:: Data records ::

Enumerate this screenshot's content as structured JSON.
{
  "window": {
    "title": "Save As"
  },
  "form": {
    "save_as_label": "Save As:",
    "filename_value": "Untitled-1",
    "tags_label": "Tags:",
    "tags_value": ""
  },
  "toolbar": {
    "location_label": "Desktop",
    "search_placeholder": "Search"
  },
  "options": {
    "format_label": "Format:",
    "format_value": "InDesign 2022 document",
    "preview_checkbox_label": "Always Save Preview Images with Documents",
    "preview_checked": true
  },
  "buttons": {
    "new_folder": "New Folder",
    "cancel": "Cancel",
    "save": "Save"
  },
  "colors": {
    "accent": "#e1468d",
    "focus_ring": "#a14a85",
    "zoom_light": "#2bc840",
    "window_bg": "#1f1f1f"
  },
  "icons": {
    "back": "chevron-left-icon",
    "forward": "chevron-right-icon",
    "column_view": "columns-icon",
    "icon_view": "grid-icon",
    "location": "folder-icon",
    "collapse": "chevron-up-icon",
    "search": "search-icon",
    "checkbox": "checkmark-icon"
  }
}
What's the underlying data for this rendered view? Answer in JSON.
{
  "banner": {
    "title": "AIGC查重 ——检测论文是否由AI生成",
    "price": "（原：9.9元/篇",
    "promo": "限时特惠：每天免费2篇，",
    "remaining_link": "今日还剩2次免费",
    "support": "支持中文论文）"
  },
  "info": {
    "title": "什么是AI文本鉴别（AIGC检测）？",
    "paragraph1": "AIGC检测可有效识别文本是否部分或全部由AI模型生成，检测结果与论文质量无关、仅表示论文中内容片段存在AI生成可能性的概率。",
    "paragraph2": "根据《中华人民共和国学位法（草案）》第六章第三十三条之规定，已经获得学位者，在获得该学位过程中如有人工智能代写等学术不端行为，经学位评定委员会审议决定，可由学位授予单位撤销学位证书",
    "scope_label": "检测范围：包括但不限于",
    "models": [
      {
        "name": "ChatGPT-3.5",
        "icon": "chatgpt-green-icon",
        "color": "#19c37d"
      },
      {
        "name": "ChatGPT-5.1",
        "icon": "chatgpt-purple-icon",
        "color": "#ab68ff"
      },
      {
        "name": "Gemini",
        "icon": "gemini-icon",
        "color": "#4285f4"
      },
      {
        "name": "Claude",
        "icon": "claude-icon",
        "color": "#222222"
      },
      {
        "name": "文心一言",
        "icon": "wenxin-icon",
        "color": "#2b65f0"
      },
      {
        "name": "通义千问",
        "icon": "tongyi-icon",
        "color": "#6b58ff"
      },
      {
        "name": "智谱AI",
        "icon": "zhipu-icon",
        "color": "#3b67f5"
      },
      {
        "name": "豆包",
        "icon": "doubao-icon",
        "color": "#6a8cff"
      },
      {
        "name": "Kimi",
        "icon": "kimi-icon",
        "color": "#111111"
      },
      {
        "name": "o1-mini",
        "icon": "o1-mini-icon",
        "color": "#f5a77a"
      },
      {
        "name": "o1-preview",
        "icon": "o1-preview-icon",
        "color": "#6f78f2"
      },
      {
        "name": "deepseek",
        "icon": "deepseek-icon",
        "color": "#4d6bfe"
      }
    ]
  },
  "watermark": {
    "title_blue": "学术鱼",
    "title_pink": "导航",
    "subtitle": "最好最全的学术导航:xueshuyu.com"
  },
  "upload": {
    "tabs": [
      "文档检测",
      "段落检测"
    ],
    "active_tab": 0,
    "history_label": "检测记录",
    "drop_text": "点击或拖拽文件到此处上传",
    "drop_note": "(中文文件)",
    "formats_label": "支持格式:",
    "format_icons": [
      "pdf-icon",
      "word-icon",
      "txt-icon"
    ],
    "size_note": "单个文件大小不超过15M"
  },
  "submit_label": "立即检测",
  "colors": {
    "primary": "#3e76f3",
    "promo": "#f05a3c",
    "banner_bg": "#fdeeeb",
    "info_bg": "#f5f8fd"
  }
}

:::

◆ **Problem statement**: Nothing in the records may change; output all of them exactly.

◆ **Written response**:
Enumerate this screenshot's content as structured JSON.
{
  "window": {
    "title": "Save As"
  },
  "form": {
    "save_as_label": "Save As:",
    "filename_value": "Untitled-1",
    "tags_label": "Tags:",
    "tags_value": ""
  },
  "toolbar": {
    "location_label": "Desktop",
    "search_placeholder": "Search"
  },
  "options": {
    "format_label": "Format:",
    "format_value": "InDesign 2022 document",
    "preview_checkbox_label": "Always Save Preview Images with Documents",
    "preview_checked": true
  },
  "buttons": {
    "new_folder": "New Folder",
    "cancel": "Cancel",
    "save": "Save"
  },
  "colors": {
    "accent": "#e1468d",
    "focus_ring": "#a14a85",
    "zoom_light": "#2bc840",
    "window_bg": "#1f1f1f"
  },
  "icons": {
    "back": "chevron-left-icon",
    "forward": "chevron-right-icon",
    "column_view": "columns-icon",
    "icon_view": "grid-icon",
    "location": "folder-icon",
    "collapse": "chevron-up-icon",
    "search": "search-icon",
    "checkbox": "checkmark-icon"
  }
}
What's the underlying data for this rendered view? Answer in JSON.
{
  "banner": {
    "title": "AIGC查重 ——检测论文是否由AI生成",
    "price": "（原：9.9元/篇",
    "promo": "限时特惠：每天免费2篇，",
    "remaining_link": "今日还剩2次免费",
    "support": "支持中文论文）"
  },
  "info": {
    "title": "什么是AI文本鉴别（AIGC检测）？",
    "paragraph1": "AIGC检测可有效识别文本是否部分或全部由AI模型生成，检测结果与论文质量无关、仅表示论文中内容片段存在AI生成可能性的概率。",
    "paragraph2": "根据《中华人民共和国学位法（草案）》第六章第三十三条之规定，已经获得学位者，在获得该学位过程中如有人工智能代写等学术不端行为，经学位评定委员会审议决定，可由学位授予单位撤销学位证书",
    "scope_label": "检测范围：包括但不限于",
    "models": [
      {
        "name": "ChatGPT-3.5",
        "icon": "chatgpt-green-icon",
        "color": "#19c37d"
      },
      {
        "name": "ChatGPT-5.1",
        "icon": "chatgpt-purple-icon",
        "color": "#ab68ff"
      },
      {
        "name": "Gemini",
        "icon": "gemini-icon",
        "color": "#4285f4"
      },
      {
        "name": "Claude",
        "icon": "claude-icon",
        "color": "#222222"
      },
      {
        "name": "文心一言",
        "icon": "wenxin-icon",
        "color": "#2b65f0"
      },
      {
        "name": "通义千问",
        "icon": "tongyi-icon",
        "color": "#6b58ff"
      },
      {
        "name": "智谱AI",
        "icon": "zhipu-icon",
        "color": "#3b67f5"
      },
      {
        "name": "豆包",
        "icon": "doubao-icon",
        "color": "#6a8cff"
      },
      {
        "name": "Kimi",
        "icon": "kimi-icon",
        "color": "#111111"
      },
      {
        "name": "o1-mini",
        "icon": "o1-mini-icon",
        "color": "#f5a77a"
      },
      {
        "name": "o1-preview",
        "icon": "o1-preview-icon",
        "color": "#6f78f2"
      },
      {
        "name": "deepseek",
        "icon": "deepseek-icon",
        "color": "#4d6bfe"
      }
    ]
  },
  "watermark": {
    "title_blue": "学术鱼",
    "title_pink": "导航",
    "subtitle": "最好最全的学术导航:xueshuyu.com"
  },
  "upload": {
    "tabs": [
      "文档检测",
      "段落检测"
    ],
    "active_tab": 0,
    "history_label": "检测记录",
    "drop_text": "点击或拖拽文件到此处上传",
    "drop_note": "(中文文件)",
    "formats_label": "支持格式:",
    "format_icons": [
      "pdf-icon",
      "word-icon",
      "txt-icon"
    ],
    "size_note": "单个文件大小不超过15M"
  },
  "submit_label": "立即检测",
  "colors": {
    "primary": "#3e76f3",
    "promo": "#f05a3c",
    "banner_bg": "#fdeeeb",
    "info_bg": "#f5f8fd"
  }
}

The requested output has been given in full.